↓↓↓

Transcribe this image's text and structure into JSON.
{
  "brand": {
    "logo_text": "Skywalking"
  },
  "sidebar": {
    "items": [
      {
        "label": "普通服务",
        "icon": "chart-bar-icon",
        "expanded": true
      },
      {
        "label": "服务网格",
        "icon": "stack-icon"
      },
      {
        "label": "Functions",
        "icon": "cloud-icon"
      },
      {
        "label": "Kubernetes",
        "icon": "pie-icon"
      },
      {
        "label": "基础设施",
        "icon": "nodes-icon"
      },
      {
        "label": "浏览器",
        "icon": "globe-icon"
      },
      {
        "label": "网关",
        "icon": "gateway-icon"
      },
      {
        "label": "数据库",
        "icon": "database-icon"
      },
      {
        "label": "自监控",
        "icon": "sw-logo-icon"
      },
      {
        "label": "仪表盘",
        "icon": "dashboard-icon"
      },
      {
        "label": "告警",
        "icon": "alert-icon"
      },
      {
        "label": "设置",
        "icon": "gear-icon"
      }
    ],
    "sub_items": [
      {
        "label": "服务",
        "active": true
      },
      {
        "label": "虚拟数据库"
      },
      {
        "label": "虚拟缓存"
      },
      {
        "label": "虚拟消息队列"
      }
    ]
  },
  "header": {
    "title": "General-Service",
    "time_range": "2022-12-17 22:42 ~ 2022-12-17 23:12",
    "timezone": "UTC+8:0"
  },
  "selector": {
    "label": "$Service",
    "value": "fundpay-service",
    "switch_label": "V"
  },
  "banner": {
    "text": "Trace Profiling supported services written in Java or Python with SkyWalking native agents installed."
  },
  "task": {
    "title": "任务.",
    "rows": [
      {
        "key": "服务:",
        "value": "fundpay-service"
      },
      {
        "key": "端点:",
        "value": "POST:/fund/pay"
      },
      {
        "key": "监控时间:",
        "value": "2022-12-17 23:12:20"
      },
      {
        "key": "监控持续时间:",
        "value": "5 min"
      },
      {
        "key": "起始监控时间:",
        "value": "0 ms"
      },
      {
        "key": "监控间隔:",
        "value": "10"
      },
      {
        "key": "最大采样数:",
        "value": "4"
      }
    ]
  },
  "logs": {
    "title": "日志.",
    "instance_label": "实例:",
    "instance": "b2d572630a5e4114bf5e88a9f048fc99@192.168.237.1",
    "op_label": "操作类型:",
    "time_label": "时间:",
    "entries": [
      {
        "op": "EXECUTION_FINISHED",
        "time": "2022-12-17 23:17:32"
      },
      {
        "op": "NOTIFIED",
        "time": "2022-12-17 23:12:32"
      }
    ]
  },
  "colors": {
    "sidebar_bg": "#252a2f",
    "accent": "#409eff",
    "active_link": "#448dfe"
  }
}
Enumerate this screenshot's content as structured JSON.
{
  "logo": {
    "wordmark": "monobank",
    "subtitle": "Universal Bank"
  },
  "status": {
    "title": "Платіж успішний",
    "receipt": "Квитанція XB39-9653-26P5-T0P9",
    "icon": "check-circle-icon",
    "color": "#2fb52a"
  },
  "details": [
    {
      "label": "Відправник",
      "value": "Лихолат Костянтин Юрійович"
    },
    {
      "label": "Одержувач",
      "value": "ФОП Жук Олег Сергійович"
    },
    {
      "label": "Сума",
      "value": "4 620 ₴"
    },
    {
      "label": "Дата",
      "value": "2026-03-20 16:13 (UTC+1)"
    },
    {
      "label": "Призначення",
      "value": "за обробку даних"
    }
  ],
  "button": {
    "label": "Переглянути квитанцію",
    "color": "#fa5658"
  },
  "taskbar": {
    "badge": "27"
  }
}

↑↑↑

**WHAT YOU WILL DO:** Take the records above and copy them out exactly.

**SOLUTION TO THE EXERCISE:**
Transcribe this image's text and structure into JSON.
{
  "brand": {
    "logo_text": "Skywalking"
  },
  "sidebar": {
    "items": [
      {
        "label": "普通服务",
        "icon": "chart-bar-icon",
        "expanded": true
      },
      {
        "label": "服务网格",
        "icon": "stack-icon"
      },
      {
        "label": "Functions",
        "icon": "cloud-icon"
      },
      {
        "label": "Kubernetes",
        "icon": "pie-icon"
      },
      {
        "label": "基础设施",
        "icon": "nodes-icon"
      },
      {
        "label": "浏览器",
        "icon": "globe-icon"
      },
      {
        "label": "网关",
        "icon": "gateway-icon"
      },
      {
        "label": "数据库",
        "icon": "database-icon"
      },
      {
        "label": "自监控",
        "icon": "sw-logo-icon"
      },
      {
        "label": "仪表盘",
        "icon": "dashboard-icon"
      },
      {
        "label": "告警",
        "icon": "alert-icon"
      },
      {
        "label": "设置",
        "icon": "gear-icon"
      }
    ],
    "sub_items": [
      {
        "label": "服务",
        "active": true
      },
      {
        "label": "虚拟数据库"
      },
      {
        "label": "虚拟缓存"
      },
      {
        "label": "虚拟消息队列"
      }
    ]
  },
  "header": {
    "title": "General-Service",
    "time_range": "2022-12-17 22:42 ~ 2022-12-17 23:12",
    "timezone": "UTC+8:0"
  },
  "selector": {
    "label": "$Service",
    "value": "fundpay-service",
    "switch_label": "V"
  },
  "banner": {
    "text": "Trace Profiling supported services written in Java or Python with SkyWalking native agents installed."
  },
  "task": {
    "title": "任务.",
    "rows": [
      {
        "key": "服务:",
        "value": "fundpay-service"
      },
      {
        "key": "端点:",
        "value": "POST:/fund/pay"
      },
      {
        "key": "监控时间:",
        "value": "2022-12-17 23:12:20"
      },
      {
        "key": "监控持续时间:",
        "value": "5 min"
      },
      {
        "key": "起始监控时间:",
        "value": "0 ms"
      },
      {
        "key": "监控间隔:",
        "value": "10"
      },
      {
        "key": "最大采样数:",
        "value": "4"
      }
    ]
  },
  "logs": {
    "title": "日志.",
    "instance_label": "实例:",
    "instance": "b2d572630a5e4114bf5e88a9f048fc99@192.168.237.1",
    "op_label": "操作类型:",
    "time_label": "时间:",
    "entries": [
      {
        "op": "EXECUTION_FINISHED",
        "time": "2022-12-17 23:17:32"
      },
      {
        "op": "NOTIFIED",
        "time": "2022-12-17 23:12:32"
      }
    ]
  },
  "colors": {
    "sidebar_bg": "#252a2f",
    "accent": "#409eff",
    "active_link": "#448dfe"
  }
}
Enumerate this screenshot's content as structured JSON.
{
  "logo": {
    "wordmark": "monobank",
    "subtitle": "Universal Bank"
  },
  "status": {
    "title": "Платіж успішний",
    "receipt": "Квитанція XB39-9653-26P5-T0P9",
    "icon": "check-circle-icon",
    "color": "#2fb52a"
  },
  "details": [
    {
      "label": "Відправник",
      "value": "Лихолат Костянтин Юрійович"
    },
    {
      "label": "Одержувач",
      "value": "ФОП Жук Олег Сергійович"
    },
    {
      "label": "Сума",
      "value": "4 620 ₴"
    },
    {
      "label": "Дата",
      "value": "2026-03-20 16:13 (UTC+1)"
    },
    {
      "label": "Призначення",
      "value": "за обробку даних"
    }
  ],
  "button": {
    "label": "Переглянути квитанцію",
    "color": "#fa5658"
  },
  "taskbar": {
    "badge": "27"
  }
}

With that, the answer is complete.